Flood fill, additionally referred to as seed fill, is a flooding algorithm that determines and alters the area connected to a given node in a multi-dimensional array with some matching attribute. It’s used in the “bucket” fill device of paint applications to fill related, similarly-coloured areas with a special shade, and in video games equivalent to Go and Minesweeper for figuring out which items are cleared. A variant known as boundary fill uses the same algorithms but is outlined as the realm related to a given node that does not have a specific attribute. Note that flood filling is just not appropriate for drawing filled polygons, as it would miss some pixels in additional acute corners. Instead, see Even-odd rule and Nonzero-rule. The normal flood-fill algorithm takes three parameters: a start node, a goal color, and a alternative coloration. The algorithm appears to be like for all nodes in the array that are linked to the start node by a path of the goal color and modifications them to the replacement shade.
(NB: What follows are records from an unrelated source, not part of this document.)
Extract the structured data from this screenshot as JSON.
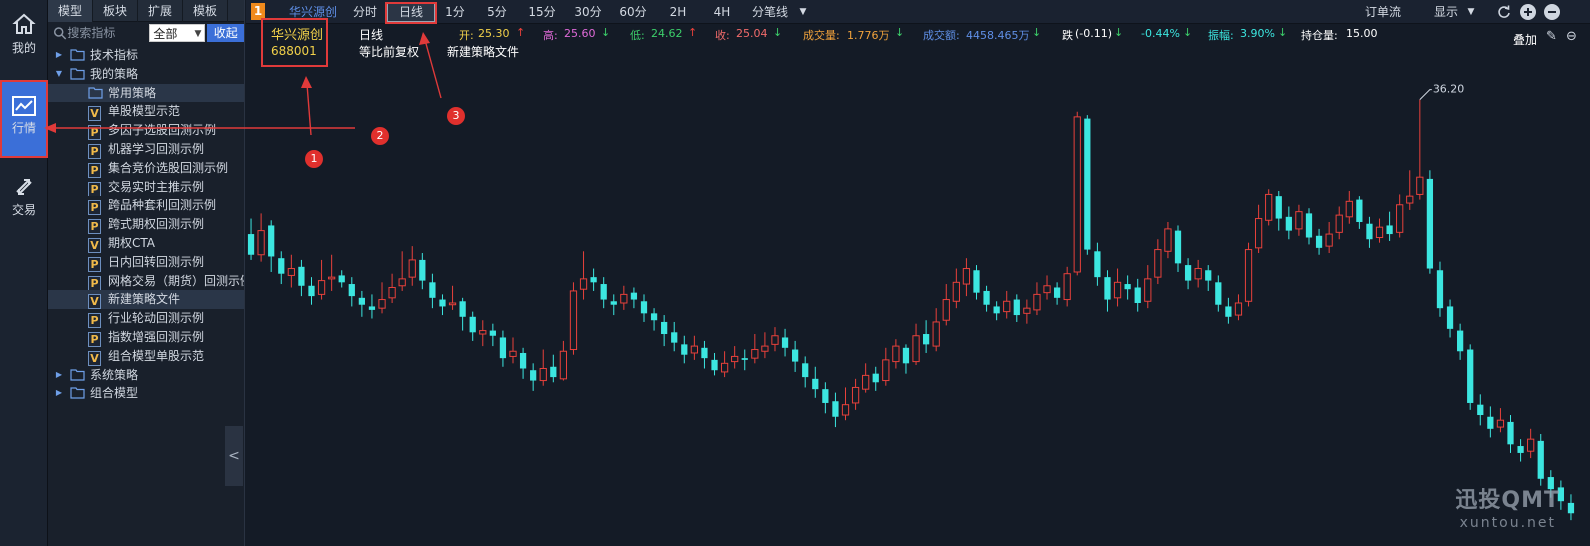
{
  "leftnav": {
    "items": [
      {
        "label": "我的",
        "icon": "home-icon"
      },
      {
        "label": "行情",
        "icon": "chart-icon"
      },
      {
        "label": "交易",
        "icon": "transfer-icon"
      }
    ]
  },
  "panel": {
    "tabs": [
      "模型",
      "板块",
      "扩展",
      "模板"
    ],
    "search_placeholder": "搜索指标",
    "filter_value": "全部",
    "collapse_label": "收起",
    "tree": [
      {
        "label": "技术指标",
        "level": 0,
        "kind": "folder",
        "expanded": false
      },
      {
        "label": "我的策略",
        "level": 0,
        "kind": "folder",
        "expanded": true
      },
      {
        "label": "常用策略",
        "level": 1,
        "kind": "folder",
        "selected": true
      },
      {
        "label": "单股模型示范",
        "level": 1,
        "kind": "V"
      },
      {
        "label": "多因子选股回测示例",
        "level": 1,
        "kind": "P"
      },
      {
        "label": "机器学习回测示例",
        "level": 1,
        "kind": "P"
      },
      {
        "label": "集合竞价选股回测示例",
        "level": 1,
        "kind": "P"
      },
      {
        "label": "交易实时主推示例",
        "level": 1,
        "kind": "P"
      },
      {
        "label": "跨品种套利回测示例",
        "level": 1,
        "kind": "P"
      },
      {
        "label": "跨式期权回测示例",
        "level": 1,
        "kind": "P"
      },
      {
        "label": "期权CTA",
        "level": 1,
        "kind": "V"
      },
      {
        "label": "日内回转回测示例",
        "level": 1,
        "kind": "P"
      },
      {
        "label": "网格交易（期货）回测示例",
        "level": 1,
        "kind": "P"
      },
      {
        "label": "新建策略文件",
        "level": 1,
        "kind": "V",
        "selected": true
      },
      {
        "label": "行业轮动回测示例",
        "level": 1,
        "kind": "P"
      },
      {
        "label": "指数增强回测示例",
        "level": 1,
        "kind": "P"
      },
      {
        "label": "组合模型单股示范",
        "level": 1,
        "kind": "V"
      },
      {
        "label": "系统策略",
        "level": 0,
        "kind": "folder",
        "expanded": false
      },
      {
        "label": "组合模型",
        "level": 0,
        "kind": "folder",
        "expanded": false
      }
    ]
  },
  "toolbar": {
    "tab_number": "1",
    "stock_tab": "华兴源创",
    "periods": [
      "分时",
      "日线",
      "1分",
      "5分",
      "15分",
      "30分",
      "60分",
      "2H",
      "4H",
      "分笔线"
    ],
    "active_period": "日线",
    "order_flow": "订单流",
    "display": "显示"
  },
  "stock": {
    "name": "华兴源创",
    "code": "688001"
  },
  "info": {
    "period": "日线",
    "adjust": "等比前复权",
    "strategy_file": "新建策略文件",
    "open_label": "开:",
    "open": "25.30",
    "high_label": "高:",
    "high": "25.60",
    "low_label": "低:",
    "low": "24.62",
    "close_label": "收:",
    "close": "25.04",
    "volume_label": "成交量:",
    "volume": "1.776万",
    "amount_label": "成交额:",
    "amount": "4458.465万",
    "change_label": "跌",
    "change": "(-0.11)",
    "change_pct": "-0.44%",
    "amplitude_label": "振幅:",
    "amplitude": "3.90%",
    "position_label": "持仓量:",
    "position": "15.00",
    "overlay": "叠加"
  },
  "chart_data": {
    "type": "candlestick",
    "max_label": "36.20",
    "up_color": "#e8413b",
    "down_color": "#3ce6e0",
    "candles": [
      [
        28.4,
        27.2,
        29.3,
        26.9
      ],
      [
        27.2,
        28.6,
        29.6,
        26.8
      ],
      [
        28.9,
        27.1,
        29.2,
        26.2
      ],
      [
        27.0,
        26.1,
        27.4,
        25.5
      ],
      [
        26.0,
        26.4,
        27.2,
        25.3
      ],
      [
        26.5,
        25.4,
        26.9,
        24.8
      ],
      [
        25.4,
        24.8,
        25.9,
        24.3
      ],
      [
        24.9,
        25.7,
        26.9,
        24.6
      ],
      [
        25.8,
        25.9,
        27.2,
        25.1
      ],
      [
        26.0,
        25.6,
        26.3,
        25.3
      ],
      [
        25.5,
        24.8,
        25.9,
        24.2
      ],
      [
        24.7,
        24.3,
        25.1,
        23.6
      ],
      [
        24.2,
        24.0,
        24.9,
        23.5
      ],
      [
        24.1,
        24.6,
        25.6,
        23.8
      ],
      [
        24.7,
        25.3,
        26.1,
        24.4
      ],
      [
        25.4,
        25.8,
        27.4,
        25.1
      ],
      [
        25.9,
        26.9,
        27.7,
        25.4
      ],
      [
        26.9,
        25.7,
        27.3,
        25.2
      ],
      [
        25.6,
        24.7,
        26.1,
        24.1
      ],
      [
        24.6,
        24.2,
        24.9,
        23.7
      ],
      [
        24.3,
        24.4,
        25.4,
        24.0
      ],
      [
        24.5,
        23.6,
        24.7,
        22.8
      ],
      [
        23.6,
        22.7,
        23.9,
        22.2
      ],
      [
        22.6,
        22.8,
        23.4,
        21.9
      ],
      [
        22.8,
        22.5,
        23.2,
        21.9
      ],
      [
        22.4,
        21.2,
        22.8,
        20.7
      ],
      [
        21.3,
        21.6,
        22.4,
        20.9
      ],
      [
        21.5,
        20.6,
        21.8,
        20.0
      ],
      [
        20.5,
        19.9,
        20.9,
        19.3
      ],
      [
        19.9,
        20.6,
        21.7,
        19.6
      ],
      [
        20.7,
        20.1,
        21.4,
        19.8
      ],
      [
        20.0,
        21.6,
        22.2,
        19.9
      ],
      [
        21.7,
        25.1,
        25.6,
        21.4
      ],
      [
        25.2,
        25.8,
        27.4,
        24.6
      ],
      [
        25.9,
        25.6,
        26.4,
        25.1
      ],
      [
        25.5,
        24.6,
        25.9,
        24.1
      ],
      [
        24.5,
        24.3,
        24.9,
        23.7
      ],
      [
        24.4,
        24.9,
        25.4,
        24.0
      ],
      [
        25.0,
        24.6,
        25.3,
        24.1
      ],
      [
        24.5,
        23.8,
        24.9,
        23.3
      ],
      [
        23.8,
        23.4,
        24.1,
        22.8
      ],
      [
        23.3,
        22.6,
        23.7,
        21.9
      ],
      [
        22.7,
        22.1,
        23.3,
        21.6
      ],
      [
        22.0,
        21.4,
        22.5,
        20.9
      ],
      [
        21.5,
        21.9,
        22.5,
        21.1
      ],
      [
        21.8,
        21.2,
        22.2,
        20.6
      ],
      [
        21.1,
        20.5,
        21.5,
        20.2
      ],
      [
        20.4,
        20.9,
        21.6,
        20.1
      ],
      [
        21.0,
        21.3,
        21.9,
        20.6
      ],
      [
        21.2,
        21.1,
        21.7,
        20.5
      ],
      [
        21.2,
        21.7,
        22.6,
        20.9
      ],
      [
        21.6,
        21.9,
        22.7,
        21.2
      ],
      [
        22.0,
        22.5,
        23.0,
        21.6
      ],
      [
        22.4,
        21.8,
        22.9,
        21.3
      ],
      [
        21.7,
        21.0,
        22.2,
        20.4
      ],
      [
        20.9,
        20.1,
        21.3,
        19.5
      ],
      [
        20.0,
        19.4,
        20.7,
        18.9
      ],
      [
        19.4,
        18.6,
        19.8,
        18.0
      ],
      [
        18.7,
        17.8,
        19.2,
        17.2
      ],
      [
        17.9,
        18.5,
        19.5,
        17.6
      ],
      [
        18.6,
        19.5,
        20.0,
        18.2
      ],
      [
        19.4,
        20.2,
        20.9,
        19.2
      ],
      [
        20.3,
        19.8,
        20.7,
        19.3
      ],
      [
        19.9,
        21.1,
        21.8,
        19.6
      ],
      [
        21.0,
        21.9,
        22.3,
        20.6
      ],
      [
        21.8,
        20.9,
        22.0,
        20.3
      ],
      [
        21.0,
        22.5,
        23.2,
        20.8
      ],
      [
        22.6,
        22.0,
        23.4,
        21.5
      ],
      [
        21.9,
        23.3,
        24.1,
        21.6
      ],
      [
        23.4,
        24.6,
        25.5,
        23.1
      ],
      [
        24.5,
        25.6,
        26.4,
        24.1
      ],
      [
        25.5,
        26.4,
        27.0,
        24.8
      ],
      [
        26.3,
        25.0,
        26.6,
        24.6
      ],
      [
        25.1,
        24.3,
        25.4,
        23.9
      ],
      [
        24.2,
        23.8,
        24.5,
        23.4
      ],
      [
        23.9,
        24.5,
        25.1,
        23.5
      ],
      [
        24.6,
        23.7,
        24.9,
        23.3
      ],
      [
        23.8,
        24.1,
        24.6,
        23.2
      ],
      [
        24.0,
        24.9,
        25.6,
        23.7
      ],
      [
        25.0,
        25.4,
        26.0,
        24.6
      ],
      [
        25.3,
        24.7,
        25.6,
        24.3
      ],
      [
        24.6,
        26.1,
        26.5,
        24.2
      ],
      [
        26.2,
        35.2,
        35.5,
        26.0
      ],
      [
        35.1,
        27.5,
        35.3,
        27.2
      ],
      [
        27.4,
        25.9,
        27.9,
        25.4
      ],
      [
        25.9,
        24.6,
        26.3,
        23.9
      ],
      [
        24.7,
        25.6,
        26.4,
        24.2
      ],
      [
        25.5,
        25.2,
        26.0,
        24.6
      ],
      [
        25.3,
        24.4,
        25.8,
        23.9
      ],
      [
        24.5,
        25.8,
        26.6,
        24.1
      ],
      [
        25.9,
        27.5,
        28.1,
        25.5
      ],
      [
        27.4,
        28.7,
        29.1,
        27.0
      ],
      [
        28.6,
        26.7,
        28.9,
        26.2
      ],
      [
        26.6,
        25.7,
        27.0,
        25.2
      ],
      [
        25.8,
        26.4,
        26.9,
        25.3
      ],
      [
        26.3,
        25.7,
        26.6,
        25.1
      ],
      [
        25.6,
        24.3,
        26.0,
        23.9
      ],
      [
        24.2,
        23.6,
        24.7,
        23.2
      ],
      [
        23.7,
        24.4,
        24.9,
        23.4
      ],
      [
        24.5,
        27.5,
        27.9,
        24.2
      ],
      [
        27.6,
        29.3,
        30.1,
        27.3
      ],
      [
        29.2,
        30.7,
        31.0,
        28.9
      ],
      [
        30.6,
        29.3,
        30.9,
        28.6
      ],
      [
        29.4,
        28.6,
        30.0,
        28.1
      ],
      [
        28.7,
        29.7,
        30.1,
        28.3
      ],
      [
        29.6,
        28.2,
        29.9,
        27.8
      ],
      [
        28.3,
        27.6,
        28.7,
        27.2
      ],
      [
        27.7,
        28.4,
        29.1,
        27.3
      ],
      [
        28.5,
        29.5,
        30.0,
        28.1
      ],
      [
        29.4,
        30.3,
        30.9,
        29.0
      ],
      [
        30.4,
        29.1,
        30.6,
        28.7
      ],
      [
        29.0,
        28.1,
        29.4,
        27.6
      ],
      [
        28.2,
        28.8,
        29.3,
        27.9
      ],
      [
        28.9,
        28.4,
        29.7,
        28.0
      ],
      [
        28.5,
        30.1,
        30.7,
        28.2
      ],
      [
        30.2,
        30.6,
        32.1,
        29.8
      ],
      [
        30.7,
        31.7,
        36.2,
        30.4
      ],
      [
        31.6,
        26.4,
        32.1,
        26.1
      ],
      [
        26.3,
        24.1,
        26.8,
        23.6
      ],
      [
        24.2,
        22.9,
        24.6,
        22.4
      ],
      [
        22.8,
        21.6,
        23.2,
        21.1
      ],
      [
        21.7,
        18.6,
        22.0,
        18.2
      ],
      [
        18.5,
        17.9,
        19.1,
        17.3
      ],
      [
        17.8,
        17.1,
        18.4,
        16.6
      ],
      [
        17.2,
        17.6,
        18.3,
        16.9
      ],
      [
        17.5,
        16.2,
        17.9,
        15.7
      ],
      [
        16.1,
        15.7,
        16.5,
        15.2
      ],
      [
        15.8,
        16.5,
        17.1,
        15.4
      ],
      [
        16.4,
        14.2,
        16.8,
        13.8
      ],
      [
        14.3,
        13.6,
        14.7,
        13.1
      ],
      [
        13.7,
        12.9,
        14.1,
        12.4
      ],
      [
        12.8,
        12.2,
        13.3,
        11.8
      ]
    ]
  },
  "watermark": {
    "brand": "迅投QMT",
    "site": "xuntou.net"
  },
  "annotations": [
    "1",
    "2",
    "3"
  ],
  "annotation_color": "#e03a3a"
}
For a boundary-fill, instead of the target colour, a border colour can be provided. In order to generalize the algorithm in the common means, the following descriptions will as an alternative have two routines available. One referred to as Inside which returns true for unfilled factors that, by their colour, would be contained in the crammed space, and one known as Set which fills a pixel/node. Any node that has Set referred to as on it must then no longer be Inside. Depending on whether we consider nodes touching at the corners related or not, we have now two variations: eight-means and 4-approach respectively. Though easy to know, the implementation of the algorithm used above is impractical in languages and environments where stack space is severely constrained (e.g. Microcontrollers). Moving the recursion into a knowledge structure (both a stack or a queue) prevents a stack overflow. Check and set every node’s pixel shade earlier than adding it to the stack/queue, decreasing stack/queue measurement.
Use a loop for the east/west instructions, queuing pixels above/beneath as you go (making it much like the span filling algorithms, under). Interleave two or more copies of the code with additional stacks/queues, to allow out-of-order processors extra alternative to parallelize. Use a number of threads (ideally with slightly completely different visiting orders, so they don’t stay in the same space). Quite simple algorithm – easy to make bug-free. Uses quite a lot of memory, notably when using a stack. Tests most crammed pixels a complete of 4 times. Not suitable for sample filling, because it requires pixel check outcomes to change. Access pattern shouldn’t be cache-friendly, for the queuing variant. Cannot simply optimize for multi-pixel words or bitplanes. It’s doable to optimize issues further by working primarily with spans, a row with constant y. The primary revealed full instance works on the next basic principle. 1. Starting with a seed level, fill left and proper.
Keep track of the leftmost filled level lx and rightmost filled point rx. This defines the span. 2. Scan from lx to rx above and below the seed point, searching for brand spanking new seed factors to continue with. As an optimisation, the scan algorithm doesn’t want restart from each seed point, but only those at the start of the following span. Using a stack explores spans depth first, while a queue explores spans breadth first. When a new scan could be completely within a grandparent span, it might definitely solely find crammed pixels, and so would not want queueing. Further, when a brand new scan overlaps a grandparent span, only the overhangs (U-turns and W-turns) should be scanned. 2-8x faster than the pixel-recursive algorithm. Access pattern is cache and bitplane-pleasant. Can draw a horizontal line fairly than setting individual pixels. Still visits pixels it has already filled. For the popular algorithm, 3 scans of most pixels. Not appropriate for pattern filling, because it requires pixel test results to alter.